Let’s look at the required steps
Step 1: Create Your Connection
First, I’m going to load in the content of a text file. So I:
- Go to Power Query –> From File –> From Text
- I browsed to the file I needed, and imported it into Power Query
- I do whatever cleanup is needed and name the query Sales
- Next, we go to the Home tab –> Close and Load –> Close and Load To…
And here’s the important part:
- Choose “Only Create Connection” –> Load
And I’ve now got a basic connection to my sales table without landing it in a worksheet:
Step 2: Grab the Connection String
Now, here comes the secret. We need to get the connection string that Excel uses to connect to the Power Query. Here’s how:
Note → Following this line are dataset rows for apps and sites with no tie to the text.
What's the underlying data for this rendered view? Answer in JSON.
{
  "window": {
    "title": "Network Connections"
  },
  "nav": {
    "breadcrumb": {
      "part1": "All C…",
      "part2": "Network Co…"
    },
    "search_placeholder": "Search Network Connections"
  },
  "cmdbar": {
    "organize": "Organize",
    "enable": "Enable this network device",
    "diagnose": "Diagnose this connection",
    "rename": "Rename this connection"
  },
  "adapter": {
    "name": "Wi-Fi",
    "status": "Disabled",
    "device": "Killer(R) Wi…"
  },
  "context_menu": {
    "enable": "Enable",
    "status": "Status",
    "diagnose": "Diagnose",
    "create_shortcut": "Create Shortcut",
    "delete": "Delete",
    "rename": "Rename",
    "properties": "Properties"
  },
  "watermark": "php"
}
- Go to the Data tab –> Connections
In there, you’ll see the name of your new connection:
- Select your Query and click Properties
- Click the Definition tab
Now you’ll be looking at something like this:
Notice that this query is actually an OLE DB Query that is simply “SELECT * FROM [Sales]” That seems easy to work with. But the key for us is the connection string shown (#2 in the image above).
- Select the ENTIRE connection string
- Press CTRL + C to copy it
- Click Cancel
Note: Make sure you start at “Provider=” and highlight all the way to the end. (It’s much longer than what you see in that little box.)
Load Power Query directly to Power Pivot
Finally, we’re going to pull this into Power Pivot. To do this:
- Go to the Power Pivot tab –> PowerPivot Window
- From Other Sources –> Others (OLEDB/ODBC) –> Next
- Name your table
- Paste your Connection String in the box
- Click Next –> Next –> Finish –> Close
And voila! We have our Power Query linked directly into Power Pivot in Excel 2010!
Just remember… if you do this, NEVER modify this table in Power Pivot. Always go back to modify the table in the Power Query stage. Failure to do so could set the table into a non-refreshable state.